I get too much hate mail from the right to submit gracefully to the sellout label. I deplore the War on Drugs, linguistic discrimination against black people, and naïve dogma that keeps poor black kids from learning to read. I support prisoner re-entry programs, supported the Ferguson protests ardently, and was behind Barack Obama earlier than many black writers. I have never voted Republican in my life.
However, I firmly believe that improving the black condition does not require changing human nature, which may always contain some tribalist taints of racism. We exhibit no strength—Black Power—in pretending otherwise. I’m trying to take a page from Civil Rights heroes of the past, who would never have imagined that we would be shunting energy into trying to micromanage white psychology out of a sense that this was a continuation of the work of our elders. I am not “being a contrarian” or “stirring up the pot”—I do not consider this a renegade position. Plenty of ordinary black people nationwide would agree with me on the difference between White Privilege teach-ins and continuing the struggle.
For that reason, I question this particular focus on sessions, modules, readings, and talks commanding whites to reflect endlessly about their privileged status. When parents are watching their 8-year-olds herded into racial groups for White Privilege teach-ins, they are neither racist nor “privileged” in being angry (especially since a lot of them aren’t what would have been considered “white” a decade or more ago). They deserve civil answers to their questions. The white high schooler who doesn’t get why she needs to be smilingly commanded to recognize her status as an unjustly “privileged” white person is not a racist because she doesn’t “get” it. She deserves to be given a rationale, and if that rationale is essentially a repetition of the White Privilege lesson paradigm, then we need to ask some more questions.

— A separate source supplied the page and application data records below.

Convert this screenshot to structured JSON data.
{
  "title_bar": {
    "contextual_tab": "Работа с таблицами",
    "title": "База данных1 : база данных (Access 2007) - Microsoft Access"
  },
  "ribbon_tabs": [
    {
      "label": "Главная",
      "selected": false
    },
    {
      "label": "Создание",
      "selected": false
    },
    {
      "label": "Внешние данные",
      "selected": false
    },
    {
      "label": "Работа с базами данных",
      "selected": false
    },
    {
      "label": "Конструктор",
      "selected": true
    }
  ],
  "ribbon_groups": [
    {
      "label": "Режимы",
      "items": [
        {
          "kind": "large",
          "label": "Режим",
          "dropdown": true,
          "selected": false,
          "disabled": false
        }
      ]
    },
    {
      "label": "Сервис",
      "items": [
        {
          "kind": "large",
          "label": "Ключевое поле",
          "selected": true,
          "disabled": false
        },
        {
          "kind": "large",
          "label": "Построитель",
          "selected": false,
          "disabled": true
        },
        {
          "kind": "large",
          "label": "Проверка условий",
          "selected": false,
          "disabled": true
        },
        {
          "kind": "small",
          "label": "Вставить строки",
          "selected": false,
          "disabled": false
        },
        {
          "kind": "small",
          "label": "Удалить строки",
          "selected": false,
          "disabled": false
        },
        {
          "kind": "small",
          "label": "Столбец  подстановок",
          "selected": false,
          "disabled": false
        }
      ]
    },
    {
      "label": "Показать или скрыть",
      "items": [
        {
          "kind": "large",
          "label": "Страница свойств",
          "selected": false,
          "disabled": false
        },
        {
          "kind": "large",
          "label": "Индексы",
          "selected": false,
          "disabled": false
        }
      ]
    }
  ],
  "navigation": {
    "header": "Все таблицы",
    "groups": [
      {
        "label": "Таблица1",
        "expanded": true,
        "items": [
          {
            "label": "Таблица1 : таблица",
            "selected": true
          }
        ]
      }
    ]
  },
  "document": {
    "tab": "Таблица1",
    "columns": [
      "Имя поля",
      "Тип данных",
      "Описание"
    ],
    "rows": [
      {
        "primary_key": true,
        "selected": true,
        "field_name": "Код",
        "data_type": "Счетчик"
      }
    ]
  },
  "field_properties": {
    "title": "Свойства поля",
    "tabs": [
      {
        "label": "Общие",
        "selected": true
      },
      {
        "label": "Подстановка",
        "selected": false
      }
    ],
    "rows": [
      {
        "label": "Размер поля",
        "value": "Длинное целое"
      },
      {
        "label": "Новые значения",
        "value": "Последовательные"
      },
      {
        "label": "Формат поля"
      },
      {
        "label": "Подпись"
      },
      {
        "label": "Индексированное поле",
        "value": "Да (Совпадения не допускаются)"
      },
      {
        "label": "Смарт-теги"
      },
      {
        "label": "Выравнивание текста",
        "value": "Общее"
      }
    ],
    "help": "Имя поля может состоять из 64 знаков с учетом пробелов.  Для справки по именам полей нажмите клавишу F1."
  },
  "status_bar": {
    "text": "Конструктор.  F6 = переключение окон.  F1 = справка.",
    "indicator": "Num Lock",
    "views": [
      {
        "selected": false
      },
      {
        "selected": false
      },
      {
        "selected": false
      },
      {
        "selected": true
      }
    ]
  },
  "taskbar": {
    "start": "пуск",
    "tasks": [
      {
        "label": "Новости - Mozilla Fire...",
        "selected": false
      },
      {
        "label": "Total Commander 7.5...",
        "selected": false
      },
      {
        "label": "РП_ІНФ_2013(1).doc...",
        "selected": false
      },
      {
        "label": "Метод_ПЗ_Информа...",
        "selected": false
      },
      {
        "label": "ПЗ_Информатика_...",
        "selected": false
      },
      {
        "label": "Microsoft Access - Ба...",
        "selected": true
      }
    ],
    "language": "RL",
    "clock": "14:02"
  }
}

So let’s start this stage of our “dialogue on race” with a simple question: When our mandated diversity director says, “This is messy work, but these conversations are necessary,” we have every right, as moral persons, to ask: Why, and for whose benefit?